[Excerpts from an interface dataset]
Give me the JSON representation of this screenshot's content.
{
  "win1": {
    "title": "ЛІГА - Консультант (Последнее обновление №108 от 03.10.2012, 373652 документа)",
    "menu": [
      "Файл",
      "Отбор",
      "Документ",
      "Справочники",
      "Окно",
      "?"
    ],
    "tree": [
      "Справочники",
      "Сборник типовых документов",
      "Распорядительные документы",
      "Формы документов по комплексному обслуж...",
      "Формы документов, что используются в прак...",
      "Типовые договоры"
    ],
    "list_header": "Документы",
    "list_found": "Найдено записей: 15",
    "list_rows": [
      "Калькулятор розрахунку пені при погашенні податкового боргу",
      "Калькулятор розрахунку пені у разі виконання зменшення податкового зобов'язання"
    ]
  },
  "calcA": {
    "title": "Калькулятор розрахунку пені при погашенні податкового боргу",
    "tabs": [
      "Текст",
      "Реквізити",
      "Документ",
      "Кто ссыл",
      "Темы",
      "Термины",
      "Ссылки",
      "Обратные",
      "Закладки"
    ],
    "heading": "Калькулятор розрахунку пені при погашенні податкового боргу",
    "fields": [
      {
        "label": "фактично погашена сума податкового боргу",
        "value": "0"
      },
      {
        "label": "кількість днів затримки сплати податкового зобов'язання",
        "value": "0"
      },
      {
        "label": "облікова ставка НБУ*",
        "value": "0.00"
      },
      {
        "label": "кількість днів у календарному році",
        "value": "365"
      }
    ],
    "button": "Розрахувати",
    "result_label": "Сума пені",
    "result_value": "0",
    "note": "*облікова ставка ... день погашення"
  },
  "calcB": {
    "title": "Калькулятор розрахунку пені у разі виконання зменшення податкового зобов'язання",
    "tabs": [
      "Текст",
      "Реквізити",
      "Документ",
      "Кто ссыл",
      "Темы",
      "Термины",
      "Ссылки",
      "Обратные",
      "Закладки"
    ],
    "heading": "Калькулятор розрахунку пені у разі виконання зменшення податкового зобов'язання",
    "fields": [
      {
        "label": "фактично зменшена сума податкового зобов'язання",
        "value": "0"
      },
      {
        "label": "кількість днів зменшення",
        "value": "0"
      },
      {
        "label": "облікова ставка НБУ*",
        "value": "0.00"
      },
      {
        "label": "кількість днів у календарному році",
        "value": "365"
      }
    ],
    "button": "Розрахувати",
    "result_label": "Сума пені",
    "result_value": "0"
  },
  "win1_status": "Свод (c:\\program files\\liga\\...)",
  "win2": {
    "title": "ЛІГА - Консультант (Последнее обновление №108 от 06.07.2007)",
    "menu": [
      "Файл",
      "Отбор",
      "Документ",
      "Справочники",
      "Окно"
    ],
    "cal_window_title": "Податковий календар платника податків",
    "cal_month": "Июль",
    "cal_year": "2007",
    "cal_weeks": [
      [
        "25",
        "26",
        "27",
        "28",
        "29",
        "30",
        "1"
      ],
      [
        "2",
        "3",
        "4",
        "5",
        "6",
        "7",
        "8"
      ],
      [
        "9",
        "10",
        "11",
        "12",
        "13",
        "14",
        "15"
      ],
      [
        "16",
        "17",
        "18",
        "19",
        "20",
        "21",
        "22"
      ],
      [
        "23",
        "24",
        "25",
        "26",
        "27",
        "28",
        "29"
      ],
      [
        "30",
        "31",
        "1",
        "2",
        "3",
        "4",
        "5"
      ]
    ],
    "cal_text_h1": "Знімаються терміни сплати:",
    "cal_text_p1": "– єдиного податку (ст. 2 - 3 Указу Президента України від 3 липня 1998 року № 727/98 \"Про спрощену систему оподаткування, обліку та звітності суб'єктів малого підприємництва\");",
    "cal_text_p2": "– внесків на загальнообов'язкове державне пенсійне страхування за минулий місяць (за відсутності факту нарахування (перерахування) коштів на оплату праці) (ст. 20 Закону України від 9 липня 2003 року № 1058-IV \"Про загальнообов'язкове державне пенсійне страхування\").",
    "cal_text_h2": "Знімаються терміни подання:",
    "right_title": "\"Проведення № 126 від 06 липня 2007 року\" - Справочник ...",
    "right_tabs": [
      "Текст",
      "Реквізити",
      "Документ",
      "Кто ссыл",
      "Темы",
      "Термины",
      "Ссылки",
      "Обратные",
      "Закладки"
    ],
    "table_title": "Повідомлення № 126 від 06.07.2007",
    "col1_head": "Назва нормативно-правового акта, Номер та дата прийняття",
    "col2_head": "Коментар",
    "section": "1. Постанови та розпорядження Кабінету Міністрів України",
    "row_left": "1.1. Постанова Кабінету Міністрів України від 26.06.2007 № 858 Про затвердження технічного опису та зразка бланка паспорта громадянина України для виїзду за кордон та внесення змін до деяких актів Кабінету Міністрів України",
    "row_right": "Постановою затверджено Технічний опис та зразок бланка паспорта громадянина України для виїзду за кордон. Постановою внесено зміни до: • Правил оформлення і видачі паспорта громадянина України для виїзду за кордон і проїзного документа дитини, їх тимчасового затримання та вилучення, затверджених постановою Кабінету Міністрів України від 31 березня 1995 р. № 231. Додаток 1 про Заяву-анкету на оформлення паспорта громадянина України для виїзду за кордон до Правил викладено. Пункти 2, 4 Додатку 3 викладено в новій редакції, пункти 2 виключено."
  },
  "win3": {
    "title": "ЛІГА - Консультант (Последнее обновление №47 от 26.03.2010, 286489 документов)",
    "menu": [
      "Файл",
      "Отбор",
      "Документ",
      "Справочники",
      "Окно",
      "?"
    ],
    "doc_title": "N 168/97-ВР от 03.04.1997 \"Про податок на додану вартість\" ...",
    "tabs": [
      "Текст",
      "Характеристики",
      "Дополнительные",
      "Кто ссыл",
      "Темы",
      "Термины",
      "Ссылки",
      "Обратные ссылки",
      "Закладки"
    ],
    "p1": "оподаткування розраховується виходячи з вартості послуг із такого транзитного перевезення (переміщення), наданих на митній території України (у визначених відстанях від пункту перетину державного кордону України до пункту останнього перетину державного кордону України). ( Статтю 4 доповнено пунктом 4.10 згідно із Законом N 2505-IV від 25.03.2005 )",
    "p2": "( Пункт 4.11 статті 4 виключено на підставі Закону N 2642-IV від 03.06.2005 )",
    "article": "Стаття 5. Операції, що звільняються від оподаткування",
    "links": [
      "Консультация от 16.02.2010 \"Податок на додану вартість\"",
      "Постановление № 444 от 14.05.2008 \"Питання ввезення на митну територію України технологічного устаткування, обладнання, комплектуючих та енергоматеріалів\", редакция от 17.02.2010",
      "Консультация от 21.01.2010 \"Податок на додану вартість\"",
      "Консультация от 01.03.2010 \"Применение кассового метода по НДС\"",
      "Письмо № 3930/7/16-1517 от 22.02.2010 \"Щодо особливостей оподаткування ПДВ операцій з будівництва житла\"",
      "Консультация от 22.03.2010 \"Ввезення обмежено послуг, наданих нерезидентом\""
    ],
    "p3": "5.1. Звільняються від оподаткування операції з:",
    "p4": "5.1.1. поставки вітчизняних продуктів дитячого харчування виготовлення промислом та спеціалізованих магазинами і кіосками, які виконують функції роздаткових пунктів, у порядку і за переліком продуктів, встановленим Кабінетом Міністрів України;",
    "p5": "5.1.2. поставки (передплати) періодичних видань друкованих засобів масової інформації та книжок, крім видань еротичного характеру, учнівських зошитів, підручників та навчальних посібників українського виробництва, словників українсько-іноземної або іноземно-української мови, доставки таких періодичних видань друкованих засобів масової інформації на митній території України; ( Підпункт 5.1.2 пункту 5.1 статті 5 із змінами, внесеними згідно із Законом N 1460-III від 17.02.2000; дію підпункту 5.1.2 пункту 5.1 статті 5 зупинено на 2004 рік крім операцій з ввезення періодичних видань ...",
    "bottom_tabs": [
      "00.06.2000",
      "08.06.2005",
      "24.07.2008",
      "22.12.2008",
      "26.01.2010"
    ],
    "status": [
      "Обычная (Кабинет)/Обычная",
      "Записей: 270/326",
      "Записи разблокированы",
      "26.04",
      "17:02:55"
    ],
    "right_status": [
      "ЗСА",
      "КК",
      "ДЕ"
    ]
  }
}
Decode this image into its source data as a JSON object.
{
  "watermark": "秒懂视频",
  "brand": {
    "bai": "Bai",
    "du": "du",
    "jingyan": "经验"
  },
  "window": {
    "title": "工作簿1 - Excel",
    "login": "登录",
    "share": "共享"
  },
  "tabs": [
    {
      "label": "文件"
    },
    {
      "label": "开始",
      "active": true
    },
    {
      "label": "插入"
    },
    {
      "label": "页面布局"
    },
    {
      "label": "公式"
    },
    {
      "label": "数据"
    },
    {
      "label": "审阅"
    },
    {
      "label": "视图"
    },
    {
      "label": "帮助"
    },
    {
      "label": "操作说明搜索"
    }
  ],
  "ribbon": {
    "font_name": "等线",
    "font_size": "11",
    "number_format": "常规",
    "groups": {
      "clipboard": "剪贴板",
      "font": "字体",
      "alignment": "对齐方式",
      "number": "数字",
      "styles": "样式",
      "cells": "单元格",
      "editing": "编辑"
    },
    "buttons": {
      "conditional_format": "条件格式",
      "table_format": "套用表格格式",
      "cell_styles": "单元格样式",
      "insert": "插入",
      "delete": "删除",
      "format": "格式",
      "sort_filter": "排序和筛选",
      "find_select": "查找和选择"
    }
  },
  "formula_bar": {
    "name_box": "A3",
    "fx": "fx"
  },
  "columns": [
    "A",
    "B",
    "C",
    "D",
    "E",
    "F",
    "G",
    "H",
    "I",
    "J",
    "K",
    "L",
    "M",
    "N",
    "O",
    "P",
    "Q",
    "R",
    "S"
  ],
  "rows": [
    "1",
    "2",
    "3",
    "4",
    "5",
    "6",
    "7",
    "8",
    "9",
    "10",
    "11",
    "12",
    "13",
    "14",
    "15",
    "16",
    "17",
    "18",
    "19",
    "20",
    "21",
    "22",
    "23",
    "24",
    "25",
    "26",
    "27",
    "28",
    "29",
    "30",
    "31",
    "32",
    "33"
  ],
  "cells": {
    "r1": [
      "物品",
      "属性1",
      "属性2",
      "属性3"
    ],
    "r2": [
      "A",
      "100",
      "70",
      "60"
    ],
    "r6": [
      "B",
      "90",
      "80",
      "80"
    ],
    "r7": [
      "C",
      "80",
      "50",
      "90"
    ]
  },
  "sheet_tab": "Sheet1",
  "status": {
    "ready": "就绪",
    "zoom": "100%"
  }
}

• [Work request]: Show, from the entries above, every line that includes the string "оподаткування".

• [Answer to this task]:
    "cal_text_p1": "– єдиного податку (ст. 2 - 3 Указу Президента України від 3 липня 1998 року № 727/98 \"Про спрощену систему оподаткування, обліку та звітності суб'єктів малого підприємництва\");",
    "p1": "оподаткування розраховується виходячи з вартості послуг із такого транзитного перевезення (переміщення), наданих на митній території України (у визначених відстанях від пункту перетину державного кордону України до пункту останнього перетину державного кордону України). ( Статтю 4 доповнено пунктом 4.10 згідно із Законом N 2505-IV від 25.03.2005 )",
    "article": "Стаття 5. Операції, що звільняються від оподаткування",
      "Письмо № 3930/7/16-1517 от 22.02.2010 \"Щодо особливостей оподаткування ПДВ операцій з будівництва житла\"",
    "p3": "5.1. Звільняються від оподаткування операції з:",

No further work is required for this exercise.